class Example : public MonoBehaviour {
public:
    void Update() {
        transform.RotateAround(Vector::zero, Vector3::up, 20 * Time::GetDeltaTime());
    }
};

Things I am wondering…

  • Will this help porting to Android versions if they use the NDK?
  • How much smaller will my app be if I use the C++ version (attractive feature since the mono dlls are pretty big – even though I really dig mono)?
  • Wouldn’t a C++ version be a better base with pluggable scripting in C# if you want? Maybe an option for Lua with a similar API signature for all? Ok maybe over-engineering there…
Sunday, April 25th, 2010

A new Javascript 3D Engine that can render to Canvas and SVG has been released by mr. doob.

Mr. doob is a well known Flash developer that has added many great experiments and cool contributions without being stuck to one technology, making some great interactive projects in javascript, chrome experiments and html5 (canvas/svg) in addition to the work in Flash with toolkits like Papervision 3D.  Recently the Harmony html5/javascript sketching project generated lots of interest for an html5 sketching app.

Three.js is great because it is a 3d engine built with renderers in SVG and Canvas makes to a really good base for modular, cross platform 3d engine right now (as soon as IE9 joins the party). For a while a good javascript rendering library will need to support multiple renderers for browser differences in performance and supported dependencies like canvas, svg and webgl.
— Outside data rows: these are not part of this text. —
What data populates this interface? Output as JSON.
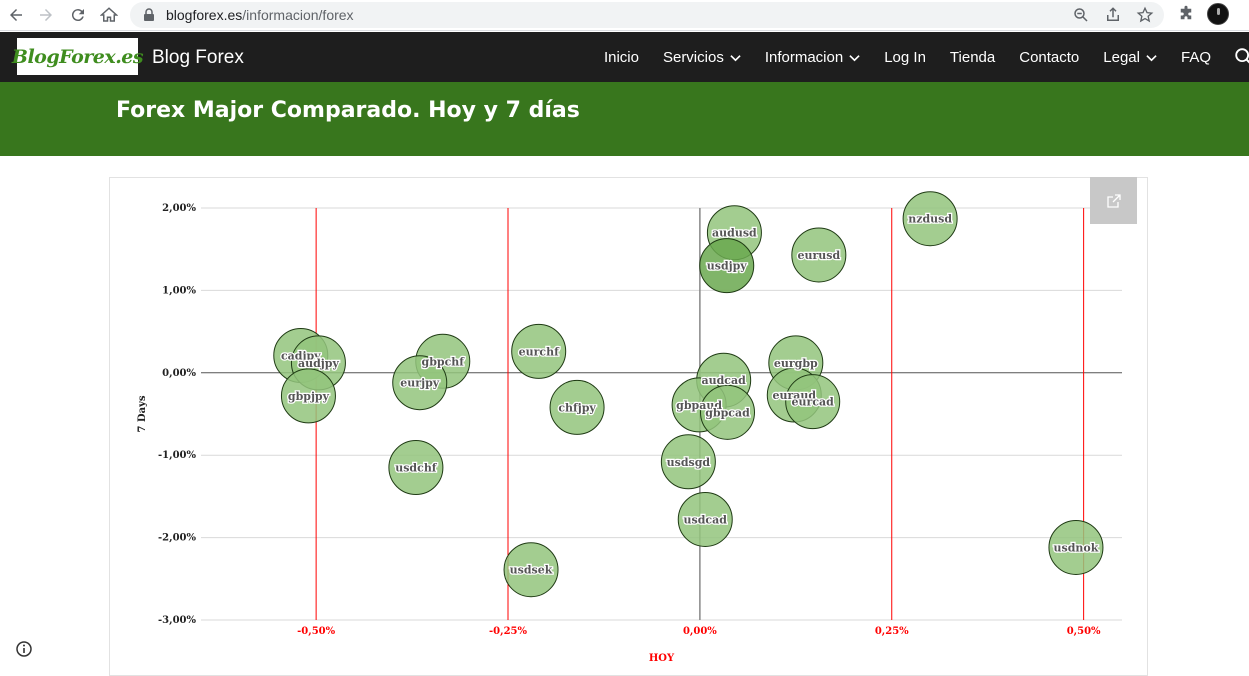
{
  "browser": {
    "url_domain": "blogforex.es",
    "url_path": "/informacion/forex"
  },
  "site": {
    "logo_text": "BlogForex.es",
    "name": "Blog Forex",
    "menu": [
      {
        "label": "Inicio",
        "dropdown": false
      },
      {
        "label": "Servicios",
        "dropdown": true
      },
      {
        "label": "Informacion",
        "dropdown": true
      },
      {
        "label": "Log In",
        "dropdown": false
      },
      {
        "label": "Tienda",
        "dropdown": false
      },
      {
        "label": "Contacto",
        "dropdown": false
      },
      {
        "label": "Legal",
        "dropdown": true
      },
      {
        "label": "FAQ",
        "dropdown": false
      }
    ]
  },
  "page": {
    "title": "Forex Major Comparado. Hoy y 7 días"
  },
  "colors": {
    "header_bg": "#1e1e1e",
    "banner_bg": "#38761d",
    "bubble_fill": "#93c47d",
    "bubble_highlight": "#6aa84f",
    "vline": "#ff0000",
    "xtick_color": "#ff0000"
  },
  "chart_data": {
    "type": "scatter",
    "xlabel": "HOY",
    "ylabel": "7 Days",
    "xlim": [
      -0.65,
      0.55
    ],
    "ylim": [
      -3.0,
      2.0
    ],
    "x_ticks": [
      {
        "value": -0.5,
        "label": "-0,50%"
      },
      {
        "value": -0.25,
        "label": "-0,25%"
      },
      {
        "value": 0.0,
        "label": "0,00%"
      },
      {
        "value": 0.25,
        "label": "0,25%"
      },
      {
        "value": 0.5,
        "label": "0,50%"
      }
    ],
    "y_ticks": [
      {
        "value": 2.0,
        "label": "2,00%"
      },
      {
        "value": 1.0,
        "label": "1,00%"
      },
      {
        "value": 0.0,
        "label": "0,00%"
      },
      {
        "value": -1.0,
        "label": "-1,00%"
      },
      {
        "value": -2.0,
        "label": "-2,00%"
      },
      {
        "value": -3.0,
        "label": "-3,00%"
      }
    ],
    "red_vlines": [
      -0.5,
      -0.25,
      0.25,
      0.5
    ],
    "points": [
      {
        "label": "nzdusd",
        "x": 0.3,
        "y": 1.87
      },
      {
        "label": "audusd",
        "x": 0.045,
        "y": 1.7
      },
      {
        "label": "eurusd",
        "x": 0.155,
        "y": 1.43
      },
      {
        "label": "usdjpy",
        "x": 0.035,
        "y": 1.3,
        "highlight": true
      },
      {
        "label": "cadjpy",
        "x": -0.52,
        "y": 0.21
      },
      {
        "label": "audjpy",
        "x": -0.497,
        "y": 0.12
      },
      {
        "label": "gbpchf",
        "x": -0.335,
        "y": 0.14
      },
      {
        "label": "eurjpy",
        "x": -0.365,
        "y": -0.12
      },
      {
        "label": "gbpjpy",
        "x": -0.51,
        "y": -0.28
      },
      {
        "label": "eurchf",
        "x": -0.21,
        "y": 0.26
      },
      {
        "label": "chfjpy",
        "x": -0.16,
        "y": -0.42
      },
      {
        "label": "eurgbp",
        "x": 0.125,
        "y": 0.12
      },
      {
        "label": "audcad",
        "x": 0.031,
        "y": -0.09
      },
      {
        "label": "euraud",
        "x": 0.123,
        "y": -0.27
      },
      {
        "label": "eurcad",
        "x": 0.147,
        "y": -0.35
      },
      {
        "label": "gbpaud",
        "x": -0.001,
        "y": -0.39
      },
      {
        "label": "gbpcad",
        "x": 0.036,
        "y": -0.48
      },
      {
        "label": "usdchf",
        "x": -0.37,
        "y": -1.15
      },
      {
        "label": "usdsgd",
        "x": -0.015,
        "y": -1.08
      },
      {
        "label": "usdcad",
        "x": 0.007,
        "y": -1.78
      },
      {
        "label": "usdsek",
        "x": -0.22,
        "y": -2.39
      },
      {
        "label": "usdnok",
        "x": 0.49,
        "y": -2.12
      }
    ]
  }
}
Three.js has that reality as part of the design.

Currently the engine only supports particles and triangles/quads with flat colors. The aim is to keep the code as simple and modular as possible.

At the moment the engine can render using <canvas> and <svg>. WebGL rendering would come at a later stage but feel free to fork the project and have a go.

Although this allows 3D for iPhoneOS and Android platforms the performance on these devices is not too good.

Sample Code:

var camera, scene, renderer;

    init();
    setInterval(loop, 1000 / 60);

    function init()
    {
        camera = new Camera(0, 0, 1000);

        scene = new Scene();

        renderer = new CanvasRenderer();
        renderer.setSize(window.innerWidth, window.innerHeight);

        for (var i = 0; i < 1000; i++)
        {
            var particle = new Particle( new ColorMaterial(Math.random() * 0x808008 + 0x808080, 1) );
            particle.size = Math.random() * 10 + 5;
            particle.position.x = Math.random() * 2000 - 1000;
            particle.position.y = Math.random() * 2000 - 1000;
            particle.position.z = Math.random() * 2000 - 1000;
            particle.updateMatrix();
            scene.add( particle );
        }

        document.body.appendChild(renderer.viewport);
    }

    function loop()
    {
        renderer.render(scene, camera);
    }

Wednesday, January 13th, 2010

Gordon, a flash runtime written in javascript, is an interesting project that recreates the Flash Player into svg using javascript from a flash source swf file.

UPDATE: Also check out smokescreen for the same, html5/javascript interpreting SWF files.

This is an interesting direction. There are most likely many things that do not work about this approach for existing content. But it is also a neat way to create new content that might be simple enough to play on desktop and a mobile version.

All these examples work on an iPhone or iPod Touch.